TASK PROMPT => Find and copy each line of the records where the string "heading" shows up.

EXTRACTED INFORMATION =>
+++
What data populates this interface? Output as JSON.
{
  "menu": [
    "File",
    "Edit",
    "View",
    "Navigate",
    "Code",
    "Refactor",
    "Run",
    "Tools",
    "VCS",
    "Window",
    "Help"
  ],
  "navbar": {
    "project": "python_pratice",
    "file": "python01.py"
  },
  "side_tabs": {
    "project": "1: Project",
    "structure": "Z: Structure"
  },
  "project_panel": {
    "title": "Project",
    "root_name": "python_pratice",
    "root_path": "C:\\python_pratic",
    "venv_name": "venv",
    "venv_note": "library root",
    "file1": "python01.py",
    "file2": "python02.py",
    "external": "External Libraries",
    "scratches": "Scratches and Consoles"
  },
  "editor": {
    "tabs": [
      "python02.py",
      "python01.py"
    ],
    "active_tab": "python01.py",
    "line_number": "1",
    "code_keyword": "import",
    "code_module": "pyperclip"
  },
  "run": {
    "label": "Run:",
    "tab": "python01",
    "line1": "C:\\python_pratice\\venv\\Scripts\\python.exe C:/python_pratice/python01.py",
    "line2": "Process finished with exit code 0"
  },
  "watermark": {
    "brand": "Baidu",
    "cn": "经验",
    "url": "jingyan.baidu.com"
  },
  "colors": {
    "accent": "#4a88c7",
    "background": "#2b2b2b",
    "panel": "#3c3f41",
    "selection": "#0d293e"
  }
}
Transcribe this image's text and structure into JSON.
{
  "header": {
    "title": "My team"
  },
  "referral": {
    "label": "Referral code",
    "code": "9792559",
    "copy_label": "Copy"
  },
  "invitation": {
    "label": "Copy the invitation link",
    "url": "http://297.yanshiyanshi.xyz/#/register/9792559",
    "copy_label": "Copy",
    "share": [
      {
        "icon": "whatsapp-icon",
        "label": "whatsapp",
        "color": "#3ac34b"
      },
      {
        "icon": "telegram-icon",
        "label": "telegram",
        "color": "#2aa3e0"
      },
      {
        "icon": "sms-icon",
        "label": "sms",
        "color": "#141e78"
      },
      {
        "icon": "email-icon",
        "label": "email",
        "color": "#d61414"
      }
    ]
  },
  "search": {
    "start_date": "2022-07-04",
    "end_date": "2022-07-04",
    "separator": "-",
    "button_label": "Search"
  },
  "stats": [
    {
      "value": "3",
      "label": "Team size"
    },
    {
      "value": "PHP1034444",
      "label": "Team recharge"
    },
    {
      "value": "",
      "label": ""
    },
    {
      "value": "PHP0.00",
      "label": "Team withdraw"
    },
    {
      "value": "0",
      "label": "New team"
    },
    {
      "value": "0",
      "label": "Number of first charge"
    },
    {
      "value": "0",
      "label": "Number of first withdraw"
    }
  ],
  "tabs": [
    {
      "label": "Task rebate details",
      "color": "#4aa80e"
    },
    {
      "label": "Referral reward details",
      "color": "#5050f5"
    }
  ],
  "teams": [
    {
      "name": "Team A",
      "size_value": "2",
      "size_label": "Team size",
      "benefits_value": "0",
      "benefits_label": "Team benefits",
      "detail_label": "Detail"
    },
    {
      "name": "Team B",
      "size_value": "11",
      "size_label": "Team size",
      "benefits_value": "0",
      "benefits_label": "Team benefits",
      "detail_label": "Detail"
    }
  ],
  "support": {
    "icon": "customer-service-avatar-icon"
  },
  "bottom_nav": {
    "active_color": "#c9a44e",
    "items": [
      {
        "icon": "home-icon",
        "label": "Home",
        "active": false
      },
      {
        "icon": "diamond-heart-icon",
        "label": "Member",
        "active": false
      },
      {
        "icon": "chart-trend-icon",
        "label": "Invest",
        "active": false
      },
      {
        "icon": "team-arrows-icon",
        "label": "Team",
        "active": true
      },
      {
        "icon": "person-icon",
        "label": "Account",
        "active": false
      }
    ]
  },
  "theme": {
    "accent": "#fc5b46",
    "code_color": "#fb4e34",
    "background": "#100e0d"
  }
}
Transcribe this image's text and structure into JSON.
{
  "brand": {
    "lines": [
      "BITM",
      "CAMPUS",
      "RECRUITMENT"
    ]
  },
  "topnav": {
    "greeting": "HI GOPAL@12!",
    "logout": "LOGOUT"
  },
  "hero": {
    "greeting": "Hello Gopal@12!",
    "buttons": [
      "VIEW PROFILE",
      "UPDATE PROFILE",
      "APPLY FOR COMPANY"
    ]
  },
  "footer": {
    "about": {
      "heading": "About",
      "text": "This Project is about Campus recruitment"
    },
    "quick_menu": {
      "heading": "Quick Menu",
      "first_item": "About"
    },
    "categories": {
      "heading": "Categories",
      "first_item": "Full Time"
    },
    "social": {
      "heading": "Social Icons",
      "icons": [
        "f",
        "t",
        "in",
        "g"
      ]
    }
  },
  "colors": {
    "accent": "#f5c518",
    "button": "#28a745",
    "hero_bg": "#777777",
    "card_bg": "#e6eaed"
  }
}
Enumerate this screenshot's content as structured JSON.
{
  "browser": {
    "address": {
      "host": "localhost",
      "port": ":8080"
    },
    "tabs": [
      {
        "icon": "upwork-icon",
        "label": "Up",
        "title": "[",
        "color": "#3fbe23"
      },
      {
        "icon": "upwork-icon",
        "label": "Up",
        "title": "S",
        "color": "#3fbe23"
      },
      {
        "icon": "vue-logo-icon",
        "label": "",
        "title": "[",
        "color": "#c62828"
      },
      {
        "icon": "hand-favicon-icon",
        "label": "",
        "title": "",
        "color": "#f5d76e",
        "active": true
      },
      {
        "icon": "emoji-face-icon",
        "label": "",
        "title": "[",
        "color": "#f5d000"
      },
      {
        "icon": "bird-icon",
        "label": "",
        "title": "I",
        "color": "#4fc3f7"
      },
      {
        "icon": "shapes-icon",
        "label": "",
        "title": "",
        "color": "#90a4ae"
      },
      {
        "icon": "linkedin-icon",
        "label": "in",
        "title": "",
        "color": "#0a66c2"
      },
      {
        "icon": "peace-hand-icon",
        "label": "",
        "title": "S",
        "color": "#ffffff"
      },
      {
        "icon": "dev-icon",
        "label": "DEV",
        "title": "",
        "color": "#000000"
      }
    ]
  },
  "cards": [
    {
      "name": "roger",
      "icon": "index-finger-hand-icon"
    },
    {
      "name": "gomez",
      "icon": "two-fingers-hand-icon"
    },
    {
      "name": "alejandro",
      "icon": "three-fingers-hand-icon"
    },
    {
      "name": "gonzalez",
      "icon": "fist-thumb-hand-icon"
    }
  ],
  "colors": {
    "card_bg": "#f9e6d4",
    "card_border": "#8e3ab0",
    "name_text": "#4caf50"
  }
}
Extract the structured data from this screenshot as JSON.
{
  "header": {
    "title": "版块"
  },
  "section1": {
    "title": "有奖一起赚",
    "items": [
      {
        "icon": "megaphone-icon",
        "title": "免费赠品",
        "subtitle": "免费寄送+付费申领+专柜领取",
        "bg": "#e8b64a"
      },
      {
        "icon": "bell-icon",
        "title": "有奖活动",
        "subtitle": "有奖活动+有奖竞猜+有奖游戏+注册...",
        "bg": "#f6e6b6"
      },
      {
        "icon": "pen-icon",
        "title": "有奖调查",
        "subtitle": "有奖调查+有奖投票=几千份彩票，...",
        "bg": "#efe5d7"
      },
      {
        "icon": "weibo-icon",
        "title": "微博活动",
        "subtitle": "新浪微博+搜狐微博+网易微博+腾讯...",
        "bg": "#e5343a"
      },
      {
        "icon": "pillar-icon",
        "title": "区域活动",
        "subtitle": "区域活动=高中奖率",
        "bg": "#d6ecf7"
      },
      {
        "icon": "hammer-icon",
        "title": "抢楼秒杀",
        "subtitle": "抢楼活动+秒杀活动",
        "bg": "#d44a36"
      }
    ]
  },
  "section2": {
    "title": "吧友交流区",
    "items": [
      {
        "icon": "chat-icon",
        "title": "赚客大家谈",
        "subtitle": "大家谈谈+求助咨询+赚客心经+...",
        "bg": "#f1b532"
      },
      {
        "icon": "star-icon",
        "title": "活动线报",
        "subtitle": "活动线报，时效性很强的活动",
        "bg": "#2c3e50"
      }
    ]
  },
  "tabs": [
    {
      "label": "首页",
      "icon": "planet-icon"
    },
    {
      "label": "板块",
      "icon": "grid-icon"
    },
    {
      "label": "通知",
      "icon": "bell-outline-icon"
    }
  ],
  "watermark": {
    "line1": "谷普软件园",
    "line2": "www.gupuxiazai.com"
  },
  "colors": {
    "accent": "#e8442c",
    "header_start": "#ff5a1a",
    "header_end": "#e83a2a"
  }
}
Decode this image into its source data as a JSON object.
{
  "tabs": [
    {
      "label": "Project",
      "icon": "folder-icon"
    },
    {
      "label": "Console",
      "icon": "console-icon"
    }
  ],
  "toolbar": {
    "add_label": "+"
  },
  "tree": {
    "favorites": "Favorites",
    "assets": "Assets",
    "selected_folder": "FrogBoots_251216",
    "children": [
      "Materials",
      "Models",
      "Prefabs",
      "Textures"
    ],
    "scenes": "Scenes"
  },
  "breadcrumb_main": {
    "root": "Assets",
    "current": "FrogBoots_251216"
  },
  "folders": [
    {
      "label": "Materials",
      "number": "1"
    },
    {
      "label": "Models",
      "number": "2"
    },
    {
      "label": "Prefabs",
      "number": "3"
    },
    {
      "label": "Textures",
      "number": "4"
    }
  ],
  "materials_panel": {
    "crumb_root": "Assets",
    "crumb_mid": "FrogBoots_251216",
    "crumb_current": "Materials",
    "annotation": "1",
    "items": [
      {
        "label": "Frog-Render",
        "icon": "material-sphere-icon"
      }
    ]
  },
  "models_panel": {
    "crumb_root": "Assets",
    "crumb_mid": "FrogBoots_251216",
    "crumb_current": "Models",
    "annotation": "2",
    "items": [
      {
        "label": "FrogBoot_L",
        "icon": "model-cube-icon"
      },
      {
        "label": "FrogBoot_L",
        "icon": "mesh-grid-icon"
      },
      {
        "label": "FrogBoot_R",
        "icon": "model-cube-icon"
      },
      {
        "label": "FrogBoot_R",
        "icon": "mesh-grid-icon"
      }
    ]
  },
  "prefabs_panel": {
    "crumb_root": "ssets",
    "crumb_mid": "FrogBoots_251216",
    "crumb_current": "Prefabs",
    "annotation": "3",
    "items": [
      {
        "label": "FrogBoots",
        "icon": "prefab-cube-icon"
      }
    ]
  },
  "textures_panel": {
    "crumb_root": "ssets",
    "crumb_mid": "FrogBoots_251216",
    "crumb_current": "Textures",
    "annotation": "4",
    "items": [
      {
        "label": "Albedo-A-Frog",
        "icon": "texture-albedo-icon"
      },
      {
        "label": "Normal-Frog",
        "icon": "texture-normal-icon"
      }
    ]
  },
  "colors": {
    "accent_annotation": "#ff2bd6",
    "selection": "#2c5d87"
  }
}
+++
RESPONSE =>
      "heading": "About",
      "heading": "Quick Menu",
      "heading": "Categories",
      "heading": "Social Icons",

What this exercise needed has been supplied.